Troy’s Bar-B-Que, an institution in North Rome for nearly a century, is the latest victim of the COVID-19 pandemic in Rome.
Owner Mike Wendt will close the restaurant after breakfast Saturday morning.
Wendt, who has run the iconic restaurant for the last seven years, said his lease expires at the end of April and that it has become difficult to cook while trying to move some of his kitchen equipment out so he decided to pull the plug on the business two weeks before the end of the lease.
The original building, near the intersection of North Broad Street and Calhoun Road was bulldozed decades ago and the business moved into a building that was constructed behind the original shop, closer to the Norfolk Southern Railroad tracks.
Broadus Coker operated the business for more than 30 years before passing it on to his son, Frankie Coker in the early ’80s.
Coker’s daughter, Dr. Jenn Coker, who now lives in Colorado, said that she can remember going with her brother to the restaurant every day after school where they would sit at the counter and do their homework.
Frankie Coker ran it for a little more than a decade before selling the business to Mike and D.F. Williams. Marie Wesson was part of a group that acquired the business in 2004 and she sold it to Wendt seven years ago.
“I tried to be a good steward and I’ve paid everybody and I’m done, it’s just not a good time for me to be in this business,” Wendt said. “After COVID, maybe a year from now this might be a great thing to do but not right now.”
Attorney David Guldenschuh said he has regarded Troy’s as a satellite office for years.
“I’ve got to find someplace else for breakfast now,” Guldenschuh said. The attorney said his staple for breakfast is called “Eggs over David,” the whites are cooked, the yellow is runny and there’s no brown skirt around the edges.
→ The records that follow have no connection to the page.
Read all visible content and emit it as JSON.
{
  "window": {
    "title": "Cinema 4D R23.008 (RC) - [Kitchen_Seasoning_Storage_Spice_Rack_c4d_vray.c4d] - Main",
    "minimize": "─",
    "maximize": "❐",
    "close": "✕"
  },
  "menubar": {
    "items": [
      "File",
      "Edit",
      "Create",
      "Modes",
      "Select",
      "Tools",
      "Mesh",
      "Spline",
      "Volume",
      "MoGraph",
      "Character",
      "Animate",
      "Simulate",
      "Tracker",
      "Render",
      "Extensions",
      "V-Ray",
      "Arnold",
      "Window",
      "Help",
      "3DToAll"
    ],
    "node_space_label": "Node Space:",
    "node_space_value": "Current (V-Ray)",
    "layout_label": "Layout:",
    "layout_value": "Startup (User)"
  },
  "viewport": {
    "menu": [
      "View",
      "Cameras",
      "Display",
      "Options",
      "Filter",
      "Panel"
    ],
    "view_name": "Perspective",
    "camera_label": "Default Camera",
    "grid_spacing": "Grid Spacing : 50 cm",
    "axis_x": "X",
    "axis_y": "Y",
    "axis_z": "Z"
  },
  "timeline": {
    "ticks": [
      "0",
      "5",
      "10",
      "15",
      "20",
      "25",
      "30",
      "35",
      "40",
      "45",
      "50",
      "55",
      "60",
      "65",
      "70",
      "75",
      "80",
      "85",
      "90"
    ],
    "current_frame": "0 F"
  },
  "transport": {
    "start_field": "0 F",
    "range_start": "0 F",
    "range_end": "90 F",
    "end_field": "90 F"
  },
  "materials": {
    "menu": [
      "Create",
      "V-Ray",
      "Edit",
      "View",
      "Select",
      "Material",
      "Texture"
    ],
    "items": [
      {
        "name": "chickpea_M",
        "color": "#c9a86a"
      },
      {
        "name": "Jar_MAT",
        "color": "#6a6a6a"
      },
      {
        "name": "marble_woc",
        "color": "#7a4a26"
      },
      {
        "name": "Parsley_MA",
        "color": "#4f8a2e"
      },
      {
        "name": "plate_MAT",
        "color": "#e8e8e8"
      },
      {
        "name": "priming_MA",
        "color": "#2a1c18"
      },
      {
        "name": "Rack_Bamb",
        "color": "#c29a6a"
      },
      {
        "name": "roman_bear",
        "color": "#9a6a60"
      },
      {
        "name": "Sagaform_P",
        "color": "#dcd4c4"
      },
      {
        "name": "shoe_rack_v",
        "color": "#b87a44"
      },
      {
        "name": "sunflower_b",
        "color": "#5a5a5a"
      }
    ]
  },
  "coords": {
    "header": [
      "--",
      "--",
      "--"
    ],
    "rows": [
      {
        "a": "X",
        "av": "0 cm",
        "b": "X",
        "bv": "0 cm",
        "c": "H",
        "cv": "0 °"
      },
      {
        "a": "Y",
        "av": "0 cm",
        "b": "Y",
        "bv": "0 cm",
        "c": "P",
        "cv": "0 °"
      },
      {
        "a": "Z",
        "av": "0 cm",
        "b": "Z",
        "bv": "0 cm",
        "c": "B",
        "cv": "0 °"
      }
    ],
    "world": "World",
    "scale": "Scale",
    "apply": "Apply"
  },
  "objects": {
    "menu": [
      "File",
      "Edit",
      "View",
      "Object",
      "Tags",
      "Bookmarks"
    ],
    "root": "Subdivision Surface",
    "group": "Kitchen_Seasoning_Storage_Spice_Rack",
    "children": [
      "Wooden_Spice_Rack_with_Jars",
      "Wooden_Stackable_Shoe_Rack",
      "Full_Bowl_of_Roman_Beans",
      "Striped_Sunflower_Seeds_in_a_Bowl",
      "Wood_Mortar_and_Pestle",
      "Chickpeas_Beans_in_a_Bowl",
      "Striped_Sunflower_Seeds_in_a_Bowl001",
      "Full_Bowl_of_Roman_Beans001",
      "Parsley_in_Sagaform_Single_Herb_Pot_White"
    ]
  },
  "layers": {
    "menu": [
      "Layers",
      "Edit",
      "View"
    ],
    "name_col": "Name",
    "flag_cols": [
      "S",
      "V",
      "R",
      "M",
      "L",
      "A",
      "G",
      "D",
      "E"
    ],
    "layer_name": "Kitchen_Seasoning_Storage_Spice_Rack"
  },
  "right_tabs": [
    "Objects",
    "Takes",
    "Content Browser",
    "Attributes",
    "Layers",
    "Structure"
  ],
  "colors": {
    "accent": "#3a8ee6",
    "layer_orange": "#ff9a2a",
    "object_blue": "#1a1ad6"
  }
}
Jimmy Brock, who’s been eating at Troy’s for longer than he could remember, said he hated to see Troy’s close, “because it’s just about the best place for breakfast in Rome.”
Wendt said COVID cost the restaurant so much business, but he hasn’t ruled out the possibly of reopening at another location in the future.
“For now I’ve got to recover from this financially,” Wendt said. “I still love cooking.”